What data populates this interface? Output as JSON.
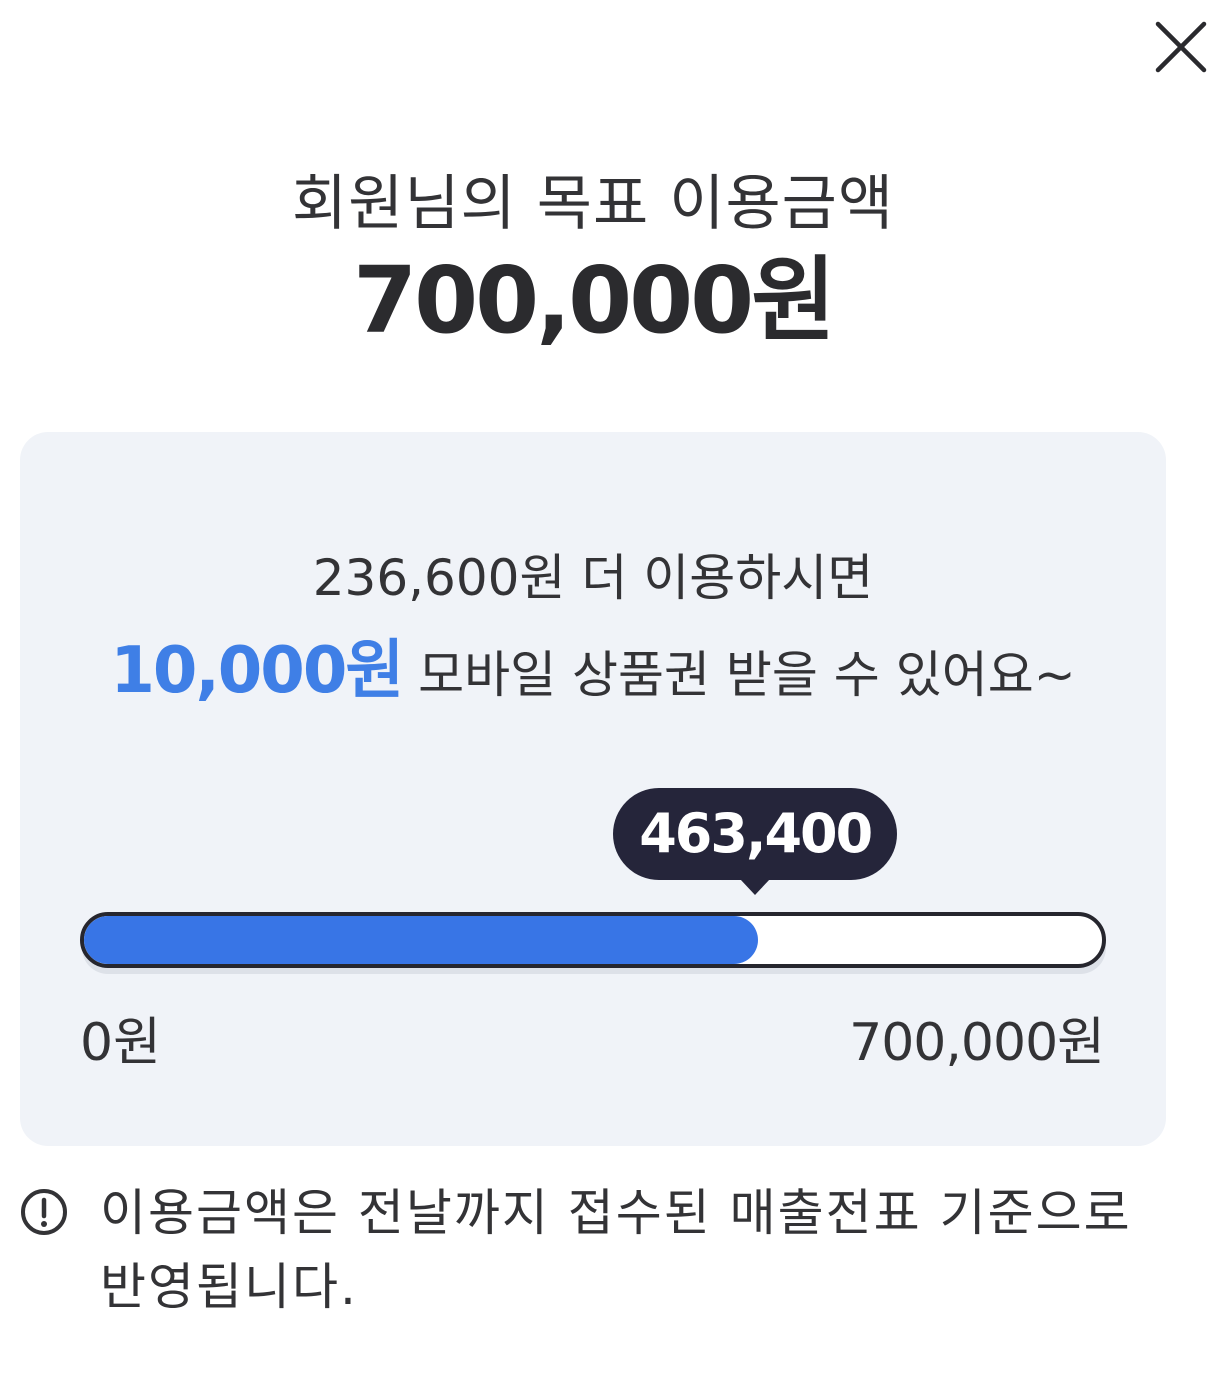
{
  "dialog": {
    "close_icon": "close-icon",
    "title": "회원님의 목표 이용금액",
    "target_amount": "700,000원"
  },
  "progress_card": {
    "message_line1": "236,600원 더 이용하시면",
    "reward_amount": "10,000원",
    "reward_text": " 모바일 상품권 받을 수 있어요~",
    "current_value_label": "463,400",
    "progress_fraction": 0.662,
    "min_label": "0원",
    "max_label": "700,000원",
    "fill_color": "#3875e6",
    "card_background": "#f0f3f8",
    "reward_color": "#3f7fe6"
  },
  "notice": {
    "icon": "exclamation-circle-icon",
    "text": "이용금액은 전날까지 접수된 매출전표 기준으로 반영됩니다."
  }
}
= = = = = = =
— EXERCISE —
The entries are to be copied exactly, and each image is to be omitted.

— SOLUTION TO THIS EXERCISE —
What data populates this interface? Output as JSON.
{
  "dialog": {
    "close_icon": "close-icon",
    "title": "회원님의 목표 이용금액",
    "target_amount": "700,000원"
  },
  "progress_card": {
    "message_line1": "236,600원 더 이용하시면",
    "reward_amount": "10,000원",
    "reward_text": " 모바일 상품권 받을 수 있어요~",
    "current_value_label": "463,400",
    "progress_fraction": 0.662,
    "min_label": "0원",
    "max_label": "700,000원",
    "fill_color": "#3875e6",
    "card_background": "#f0f3f8",
    "reward_color": "#3f7fe6"
  },
  "notice": {
    "icon": "exclamation-circle-icon",
    "text": "이용금액은 전날까지 접수된 매출전표 기준으로 반영됩니다."
  }
}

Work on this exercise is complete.